I was 28 years old when I decided upon my funeral song. This wasn’t a decision motivated by depression, or by some strange fascination with death, or indeed anything other than hearing this song and realising that it was absolutely perfect, a song which says exactly how I want people to react after I am gone. Which, I hope, will not be for a good many years yet (if I achieve one lifetime ambition, I want it to be the one where I go out, mid-orgasm, in my late 80s).
At this point you are probably thinking “Great, 89 words in and he’s finished. I can go and make some coffee and start getting my life back”. Sadly, you are wrong, because there is another part to this tale.
In the early 2000s I became heavily involved with the television show Robot Wars. The program, which involved people building robots strong enough to destroy other people’s robots, had become something of a minor sensation once the charismatic former Red Dwarf actor Craig Charles became its presenter. The show’s producers then sought to capitalise upon this popularity by exploiting the combatant robots for marketing purposes, something which they were not allowed to do under the terms of their agreement with the contestants.

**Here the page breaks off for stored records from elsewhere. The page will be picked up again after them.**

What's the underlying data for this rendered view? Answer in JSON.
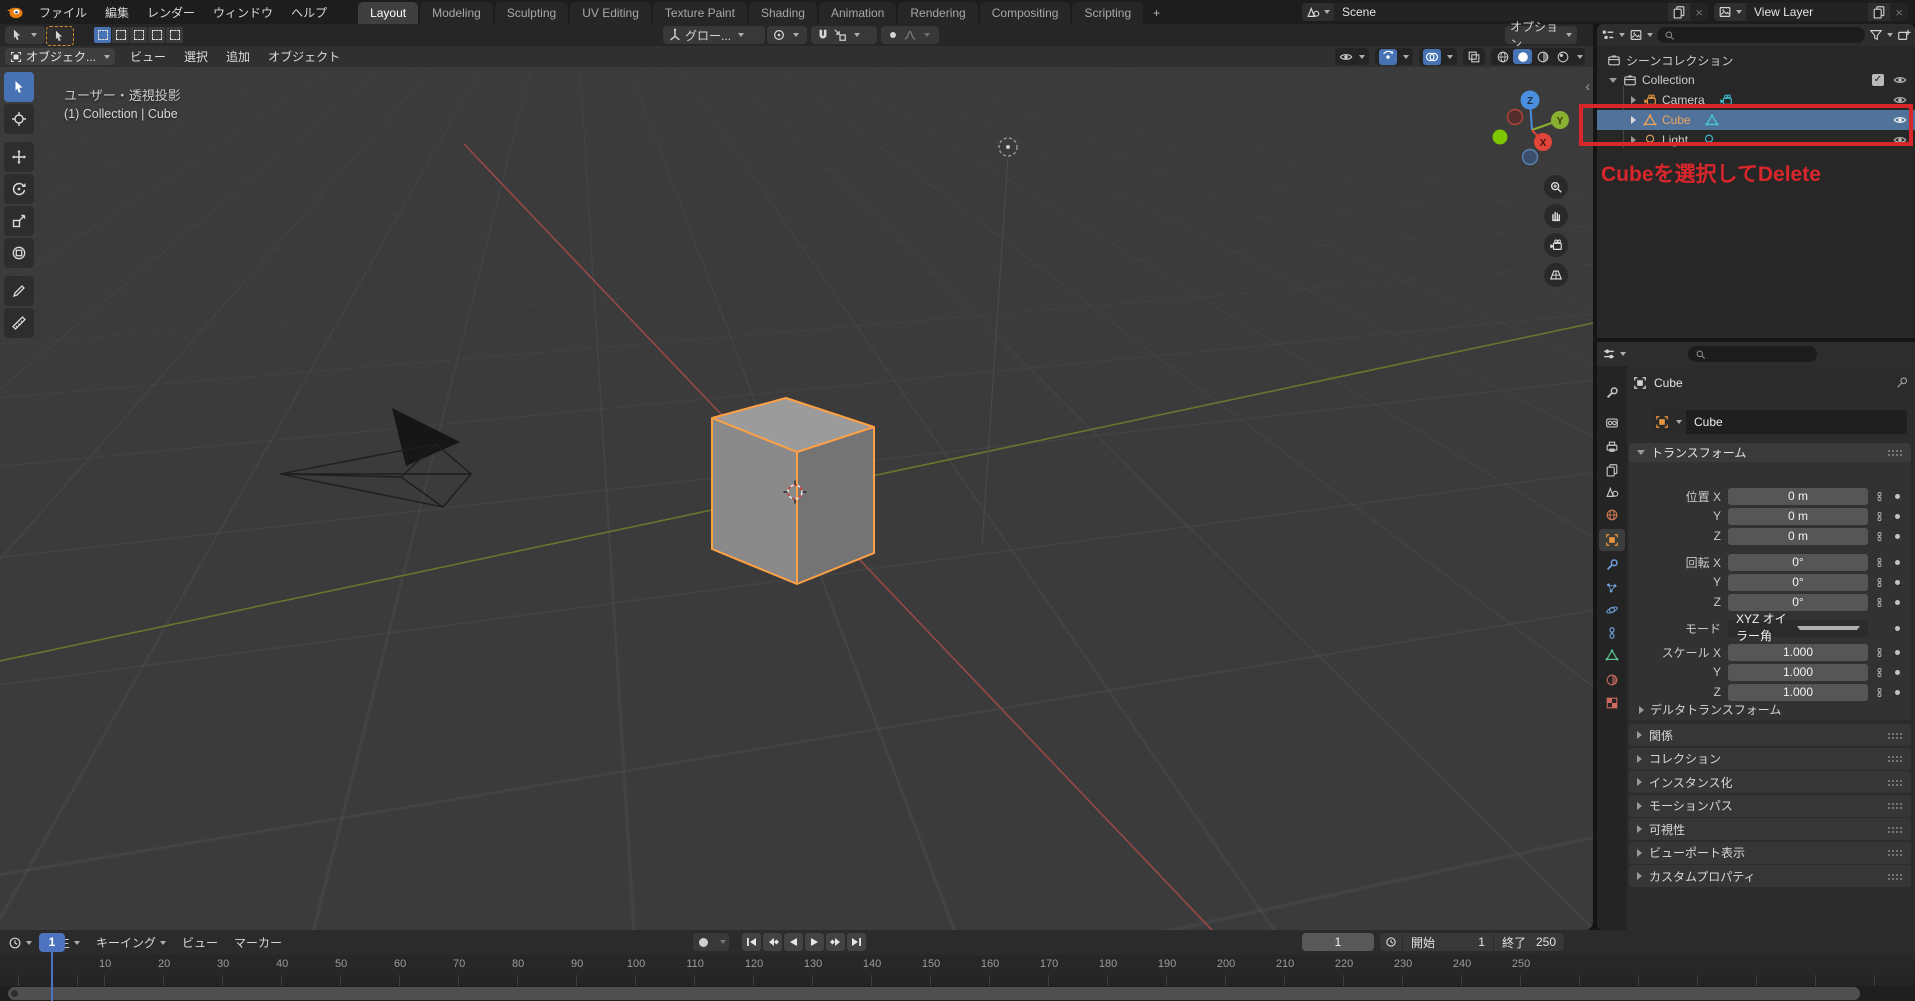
{
  "colors": {
    "accent": "#4772b3",
    "selection": "#50729b",
    "object-orange": "#f0a45c",
    "annotation-red": "#d8262b",
    "axis-red": "#a34b4b",
    "axis-green": "#6b7f2e",
    "cube-outline": "#ffa044"
  },
  "topbar": {
    "menus": [
      "ファイル",
      "編集",
      "レンダー",
      "ウィンドウ",
      "ヘルプ"
    ],
    "tabs": [
      "Layout",
      "Modeling",
      "Sculpting",
      "UV Editing",
      "Texture Paint",
      "Shading",
      "Animation",
      "Rendering",
      "Compositing",
      "Scripting"
    ],
    "new_tab": "+",
    "scene_selector": {
      "value": "Scene"
    },
    "view_layer_selector": {
      "value": "View Layer"
    }
  },
  "tool_settings": {
    "orientation": "グロー...",
    "options": "オプション"
  },
  "viewport": {
    "mode": "オブジェク...",
    "menus": [
      "ビュー",
      "選択",
      "追加",
      "オブジェクト"
    ],
    "overlay": {
      "view_label": "ユーザー・透視投影",
      "context_label": "(1) Collection | Cube"
    },
    "gizmo": {
      "x": "X",
      "y": "Y",
      "z": "Z"
    }
  },
  "outliner": {
    "scene_collection": "シーンコレクション",
    "collection": "Collection",
    "objects": [
      {
        "name": "Camera",
        "type": "camera"
      },
      {
        "name": "Cube",
        "type": "mesh",
        "selected": true
      },
      {
        "name": "Light",
        "type": "light"
      }
    ],
    "annotation": "Cubeを選択してDelete"
  },
  "properties": {
    "breadcrumb": "Cube",
    "object_name": "Cube",
    "transform": {
      "title": "トランスフォーム",
      "rows": [
        {
          "label": "位置 X",
          "value": "0 m"
        },
        {
          "label": "Y",
          "value": "0 m"
        },
        {
          "label": "Z",
          "value": "0 m"
        },
        {
          "label": "回転 X",
          "value": "0°"
        },
        {
          "label": "Y",
          "value": "0°"
        },
        {
          "label": "Z",
          "value": "0°"
        },
        {
          "label": "モード",
          "value": "XYZ オイラー角"
        },
        {
          "label": "スケール X",
          "value": "1.000"
        },
        {
          "label": "Y",
          "value": "1.000"
        },
        {
          "label": "Z",
          "value": "1.000"
        }
      ],
      "delta": "デルタトランスフォーム"
    },
    "sections": [
      "関係",
      "コレクション",
      "インスタンス化",
      "モーションパス",
      "可視性",
      "ビューポート表示",
      "カスタムプロパティ"
    ]
  },
  "timeline": {
    "menus": [
      "再生",
      "キーイング",
      "ビュー",
      "マーカー"
    ],
    "current_frame": "1",
    "start_label": "開始",
    "start_value": "1",
    "end_label": "終了",
    "end_value": "250",
    "playhead_frame": 1,
    "ruler_labels": [
      10,
      20,
      30,
      40,
      50,
      60,
      70,
      80,
      90,
      100,
      110,
      120,
      130,
      140,
      150,
      160,
      170,
      180,
      190,
      200,
      210,
      220,
      230,
      240,
      250
    ]
  },
  "icons": {
    "search": "magnifier glyph",
    "eye": "visibility eye",
    "magnet": "snap magnet",
    "funnel": "filter funnel",
    "clock": "time clock",
    "copy": "duplicate pages",
    "pin": "pushpin",
    "padlock": "open padlock (unlocked)"
  }
}
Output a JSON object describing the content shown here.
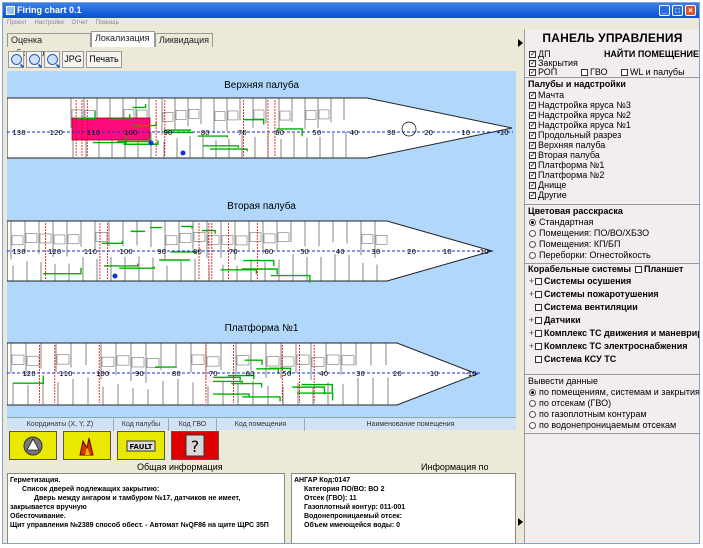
{
  "window": {
    "title": "Firing chart 0.1",
    "icon": "app-icon"
  },
  "menu": [
    "Проект",
    "Настройки",
    "Отчет",
    "Помощь"
  ],
  "tabs": [
    "Оценка обстановки",
    "Локализация",
    "Ликвидация"
  ],
  "active_tab": 1,
  "toolbar": {
    "jpg": "JPG",
    "print": "Печать",
    "icons": [
      "zoom-fit-icon",
      "zoom-in-icon",
      "zoom-out-icon"
    ]
  },
  "decks": [
    {
      "title": "Верхняя палуба",
      "ticks": [
        "130",
        "120",
        "110",
        "100",
        "90",
        "80",
        "70",
        "60",
        "50",
        "40",
        "30",
        "20",
        "10",
        "-10"
      ]
    },
    {
      "title": "Вторая палуба",
      "ticks": [
        "130",
        "120",
        "110",
        "100",
        "90",
        "80",
        "70",
        "60",
        "50",
        "40",
        "30",
        "20",
        "10",
        "-10"
      ]
    },
    {
      "title": "Платформа №1",
      "ticks": [
        "120",
        "110",
        "100",
        "90",
        "80",
        "70",
        "60",
        "50",
        "40",
        "30",
        "20",
        "10",
        "-10"
      ]
    }
  ],
  "coord_bar": [
    "Координаты (X, Y, Z)",
    "Код палубы",
    "Код ГВО",
    "Код помещения",
    "Наименование помещения"
  ],
  "action_buttons": [
    {
      "icon": "warning-triangle-icon",
      "color": "#e8e800"
    },
    {
      "icon": "fire-icon",
      "color": "#e8e800"
    },
    {
      "icon": "fault-icon",
      "label": "FAULT",
      "color": "#e8e800"
    },
    {
      "icon": "help-icon",
      "label": "?",
      "color": "#e00000"
    }
  ],
  "info": {
    "general_title": "Общая информация",
    "selected_title": "Информация по выбран",
    "general_lines": [
      "Герметизация.",
      "Список дверей подлежащих закрытию:",
      "Дверь между ангаром и тамбуром №17, датчиков не имеет,",
      "закрывается вручную",
      "Обесточивание.",
      "Щит управления №2389 способ обест. - Автомат №QF86 на щите ЩРС 35П"
    ],
    "selected_lines": [
      "АНГАР Код:0147",
      "Категория ПО/ВО: ВО 2",
      "Отсек (ГВО): 11",
      "Газоплотный контур: 011-001",
      "Водонепроницаемый отсек:",
      "Объем имеющейся воды: 0"
    ]
  },
  "panel": {
    "title": "ПАНЕЛЬ УПРАВЛЕНИЯ",
    "find_room": "НАЙТИ ПОМЕЩЕНИЕ",
    "top_checks": [
      {
        "label": "ДП",
        "checked": true
      },
      {
        "label": "Закрытия",
        "checked": true
      },
      {
        "label": "РОП",
        "checked": true
      },
      {
        "label": "ГВО",
        "checked": false
      },
      {
        "label": "WL и палубы",
        "checked": false
      }
    ],
    "decks_title": "Палубы и надстройки",
    "deck_items": [
      "Мачта",
      "Надстройка яруса №3",
      "Надстройка яруса №2",
      "Надстройка яруса №1",
      "Продольный разрез",
      "Верхняя палуба",
      "Вторая палуба",
      "Платформа №1",
      "Платформа №2",
      "Днище",
      "Другие"
    ],
    "deck_checked": [
      true,
      true,
      true,
      true,
      true,
      true,
      true,
      true,
      true,
      true,
      true
    ],
    "color_title": "Цветовая расскраска",
    "color_options": [
      "Стандартная",
      "Помещения: ПО/ВО/ХБЗО",
      "Помещения: КП/БП",
      "Переборки: Огнестойкость"
    ],
    "color_selected": 0,
    "systems_title": "Корабельные системы",
    "planshet": "Планшет",
    "systems": [
      "Системы осушения",
      "Системы пожаротушения",
      "Система вентиляции",
      "Датчики",
      "Комплекс ТС движения и маневрир",
      "Комплекс ТС электроснабжения",
      "Система КСУ ТС"
    ],
    "output_title": "Вывести данные",
    "output_options": [
      "по помещениям, системам и закрытиям",
      "по отсекам (ГВО)",
      "по газоплотным контурам",
      "по водонепроницаемым отсекам"
    ],
    "output_selected": 0
  }
}
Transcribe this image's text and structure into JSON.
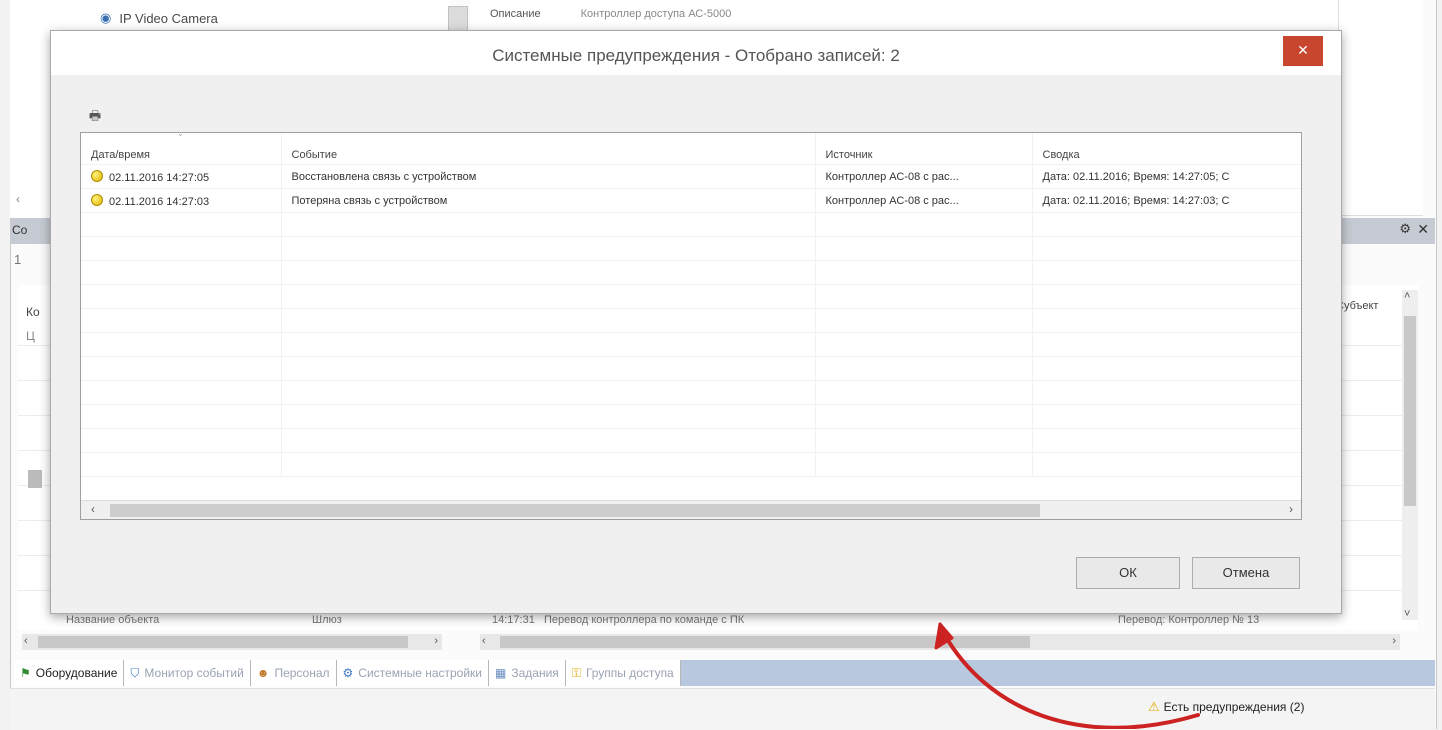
{
  "background": {
    "tree_item": "IP Video Camera",
    "prop_key": "Описание",
    "prop_value": "Контроллер доступа АС-5000",
    "panel_title_cut": "Со",
    "toolbar_cut": "1",
    "grid_col_cut": "Ко",
    "grid_cell_cut": "Ц",
    "subject_col": "Субъект",
    "bottom_row": {
      "col1": "Название объекта",
      "col2": "Шлюз",
      "time": "14:17:31",
      "event": "Перевод контроллера по команде с ПК",
      "summary": "Перевод: Контроллер № 13"
    }
  },
  "tabs": [
    {
      "label": "Оборудование",
      "icon": "flag-icon",
      "active": true
    },
    {
      "label": "Монитор событий",
      "icon": "shield-icon",
      "active": false
    },
    {
      "label": "Персонал",
      "icon": "people-icon",
      "active": false
    },
    {
      "label": "Системные настройки",
      "icon": "settings-icon",
      "active": false
    },
    {
      "label": "Задания",
      "icon": "calendar-icon",
      "active": false
    },
    {
      "label": "Группы доступа",
      "icon": "key-icon",
      "active": false
    }
  ],
  "status": {
    "warning_text": "Есть предупреждения (2)",
    "warning_icon": "warning-icon",
    "arrow_color": "#cc2222"
  },
  "dialog": {
    "title": "Системные предупреждения - Отобрано записей: 2",
    "close_glyph": "✕",
    "print_icon": "printer-icon",
    "columns": [
      "Дата/время",
      "Событие",
      "Источник",
      "Сводка"
    ],
    "rows": [
      {
        "datetime": "02.11.2016 14:27:05",
        "event": "Восстановлена связь с устройством",
        "source": "Контроллер АС-08 с рас...",
        "summary": "Дата: 02.11.2016; Время: 14:27:05; С"
      },
      {
        "datetime": "02.11.2016 14:27:03",
        "event": "Потеряна связь с устройством",
        "source": "Контроллер АС-08 с рас...",
        "summary": "Дата: 02.11.2016; Время: 14:27:03; С"
      }
    ],
    "ok_label": "ОК",
    "cancel_label": "Отмена"
  }
}
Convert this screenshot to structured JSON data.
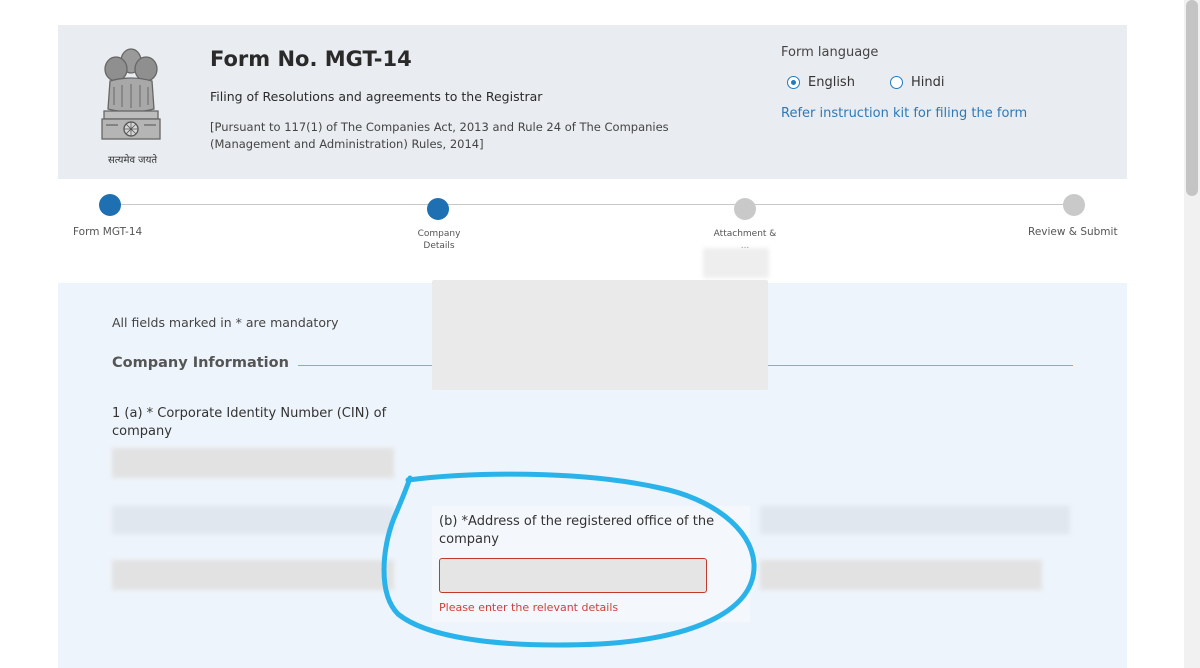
{
  "header": {
    "emblem_caption": "सत्यमेव जयते",
    "title": "Form No. MGT-14",
    "subtitle": "Filing of Resolutions and agreements to the Registrar",
    "pursuant": "[Pursuant to 117(1) of The Companies Act, 2013 and Rule 24 of The Companies (Management and Administration) Rules, 2014]",
    "language_label": "Form language",
    "languages": [
      {
        "label": "English",
        "selected": true
      },
      {
        "label": "Hindi",
        "selected": false
      }
    ],
    "instruction_link": "Refer instruction kit for filing the form"
  },
  "stepper": {
    "steps": [
      {
        "label": "Form MGT-14",
        "state": "completed"
      },
      {
        "label": "Company Details",
        "state": "active"
      },
      {
        "label": "Attachment & ...",
        "state": "pending"
      },
      {
        "label": "Review & Submit",
        "state": "pending"
      }
    ]
  },
  "form": {
    "mandatory_note": "All fields marked in  * are mandatory",
    "section_title": "Company Information",
    "cin_label": "1 (a) * Corporate Identity Number (CIN) of company",
    "address_label": "(b) *Address of the registered office of the company",
    "address_value": "",
    "address_error": "Please enter the relevant details"
  },
  "colors": {
    "accent": "#1f6fb3",
    "link": "#2f78b7",
    "error": "#d0413d",
    "annotation": "#2ab3ea",
    "section_rule": "#c9a15a"
  }
}
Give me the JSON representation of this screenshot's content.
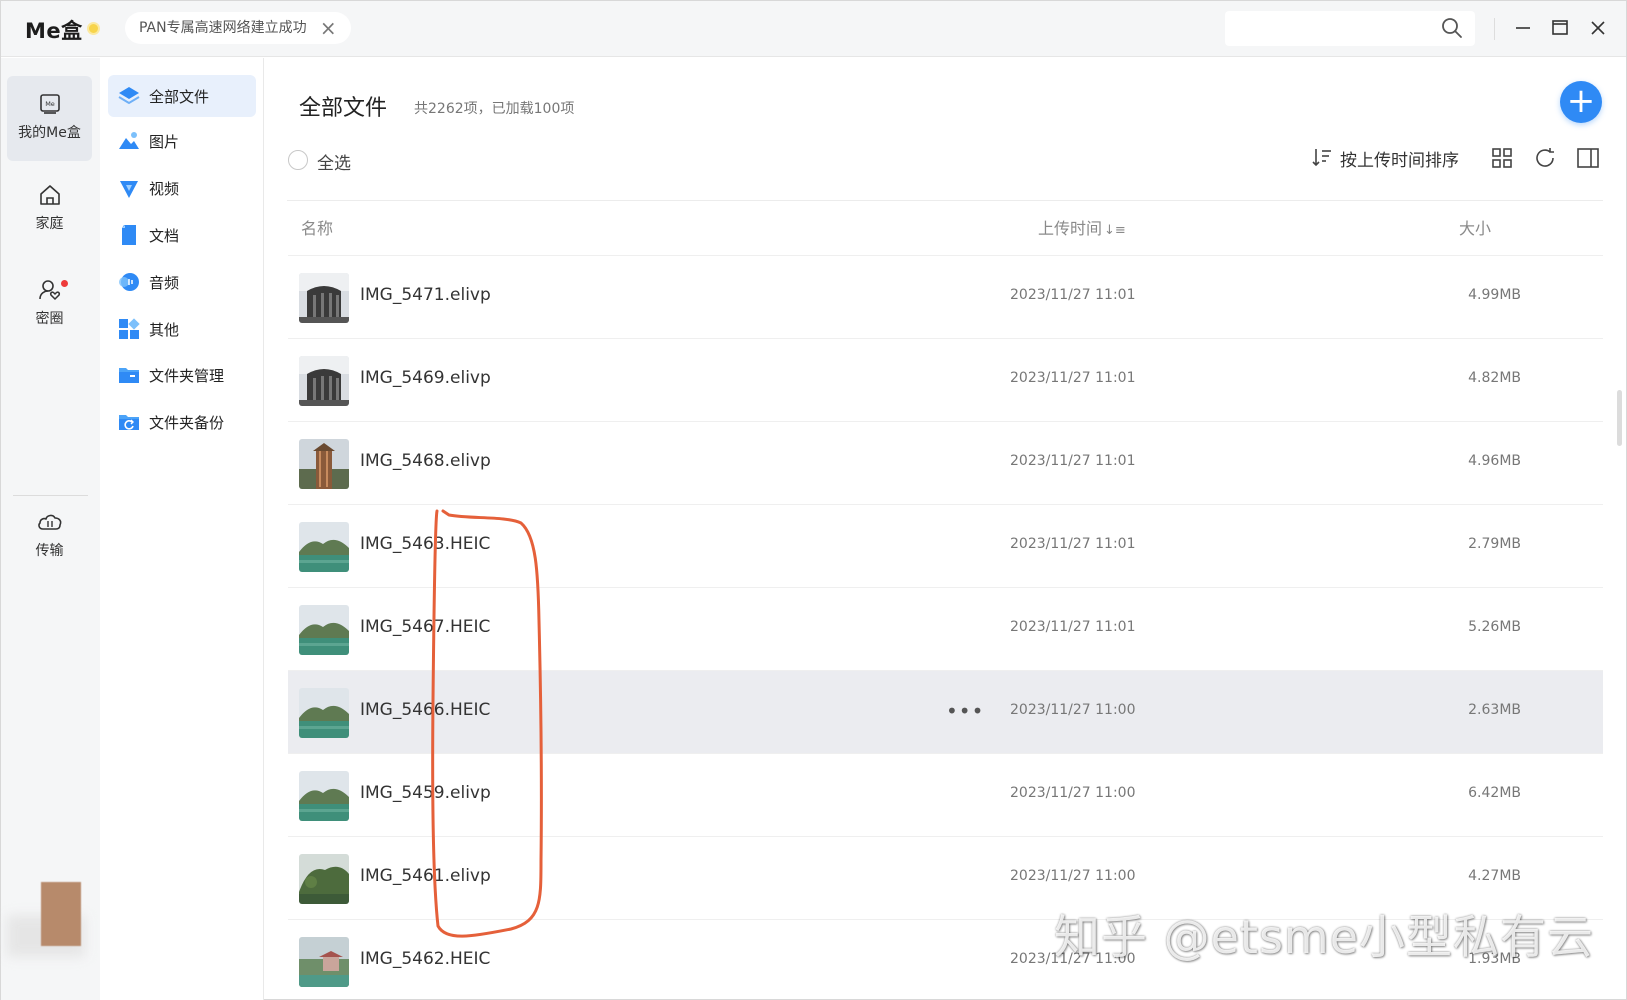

I became involved in the dispute first as a fan and then to provide my professional advice to the contestants involved. As a result I got to know some of them, if not always in person then via email.
That October, tragedy struck. David Gribble, the 17 year old driver of the Pussycat robot, was killed in an unexplained incident when his motorcycle went off the road. He and his father Alan, who built Pussycat, were hugely popular among both fans and contestants and there was a lot of distress surrounding his death. I found myself somewhat lost for words when it came to completing the online ‘book of condolence’ that had been attached to the official internet discussion site, and I ended up simply entering the first verse of this song instead.
It must have hit the right note, because those same words were read out during Dave’s funeral. Which I can understand, because I have always thought that the sentiments expressed in this song were beautiful. It is always nice to think that others do so, too.